Throughout the story, the main character Don returns to his daydreams of owning a yacht. Is there something significant that the yacht signifies to you personally or is it unique to this story?
I wish I could say that I chose a yacht for a grand symbolic reason, but the truth is that I was trying to link a character from “Wedding Day” or “Penance” to the new story, and the one that made the most sense was the relative from ‘Wedding Day” who fled on his yacht. So I started with the yacht as a plot point, not any grand dream or symbol. But ultimately it is symbolic in that it represents Don’s dream, and a big part of the story is seeing how his dream for the future and the physical representation of that dream are both battered by the storms resulting from the asteroid strike.
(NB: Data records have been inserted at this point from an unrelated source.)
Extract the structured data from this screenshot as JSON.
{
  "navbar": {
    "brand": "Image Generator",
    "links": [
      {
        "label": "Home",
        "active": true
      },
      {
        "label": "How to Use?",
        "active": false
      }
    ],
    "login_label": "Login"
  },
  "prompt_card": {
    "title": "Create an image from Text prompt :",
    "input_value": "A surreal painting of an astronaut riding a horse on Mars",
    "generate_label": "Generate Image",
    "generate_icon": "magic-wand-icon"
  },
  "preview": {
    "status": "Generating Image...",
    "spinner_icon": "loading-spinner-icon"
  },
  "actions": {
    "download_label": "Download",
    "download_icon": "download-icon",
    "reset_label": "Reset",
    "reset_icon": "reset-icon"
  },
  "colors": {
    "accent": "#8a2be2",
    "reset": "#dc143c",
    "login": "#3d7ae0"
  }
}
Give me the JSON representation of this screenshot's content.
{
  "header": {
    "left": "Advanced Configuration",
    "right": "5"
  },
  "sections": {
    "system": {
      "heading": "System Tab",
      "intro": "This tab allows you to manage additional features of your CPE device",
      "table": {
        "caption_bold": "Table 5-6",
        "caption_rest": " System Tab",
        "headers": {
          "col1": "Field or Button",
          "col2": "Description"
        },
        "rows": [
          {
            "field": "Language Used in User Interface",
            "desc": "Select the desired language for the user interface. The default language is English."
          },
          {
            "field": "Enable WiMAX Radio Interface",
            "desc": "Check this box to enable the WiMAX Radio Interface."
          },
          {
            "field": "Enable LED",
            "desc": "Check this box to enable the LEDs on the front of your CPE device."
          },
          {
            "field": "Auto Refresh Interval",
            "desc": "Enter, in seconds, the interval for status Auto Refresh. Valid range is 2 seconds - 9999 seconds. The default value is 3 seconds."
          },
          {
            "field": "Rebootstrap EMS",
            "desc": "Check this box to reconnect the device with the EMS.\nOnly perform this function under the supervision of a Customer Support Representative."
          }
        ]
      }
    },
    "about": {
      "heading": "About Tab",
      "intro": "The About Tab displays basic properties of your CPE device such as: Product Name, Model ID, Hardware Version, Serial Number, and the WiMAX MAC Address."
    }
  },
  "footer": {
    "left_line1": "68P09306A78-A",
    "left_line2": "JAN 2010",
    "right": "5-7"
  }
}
Was there a particular moment or scene in this piece that you found difficult to write? If so, why?
All of the scenes that required knowledge of yachting. I had the distinct fortune of having Hugh Howey as an editor. He is a yachtsman, and he thus caught every mistake, and there were a lot of them. I went with my normal approach of, “do enough research to fake it,” and then sent the story to an editor who couldn’t be faked. But ultimately they weren’t difficult to write, just difficult to get past Hugh!
Do you think that humanity will experience an apocalyptic event at some point in the future? If so, what form do you think the apocalypse is likely to take?
Yes, “the future” is a very long time. I don’t know how an apocalypse for the human race will manifest itself. There are so many possibilities, and that thought alone is frightening.
About Jake Kerr
Jake Kerr began writing short fiction in 2010 after fifteen years as a music and radio industry columnist and journalist. His first published story, “The Old Equations,” appeared in Lightspeed and went on to be named a finalist for the Nebula Award and the Theodore Sturgeon Memorial Award. He has subsequently been published in Fireside Magazine, Escape Pod, and the Unidentified Funny Objects anthology of humorous SF. A graduate of Kenyon College with degrees in English and Psychology, Kerr studied under writer-in-residence Ursula K. Le Guin and Peruvian playwright Alonso Alegria. He lives in Dallas, Texas, with his wife and three daughters.
About the anthology
Famine. Death. War. Pestilence. These are the harbingers of the biblical apocalypse, of the End of the World. In science fiction, the end is triggered by less figurative means: nuclear holocaust, biological warfare/pandemic, ecological disaster, or cosmological cataclysm.
But before any catastrophe, there are people who see it coming. During, there are heroes who fight against it. And after, there are the survivors who persevere and try to rebuild.
Edited by acclaimed anthologist John Joseph Adams and bestselling author Hugh Howey, The Apocalypse Triptych is a series of three anthologies of apocalyptic fiction. The End Is Nigh focuses on life before the apocalypse. The End is Now turns its attention to life during the apocalypse. And The End Has Come focuses on life after the apocalypse.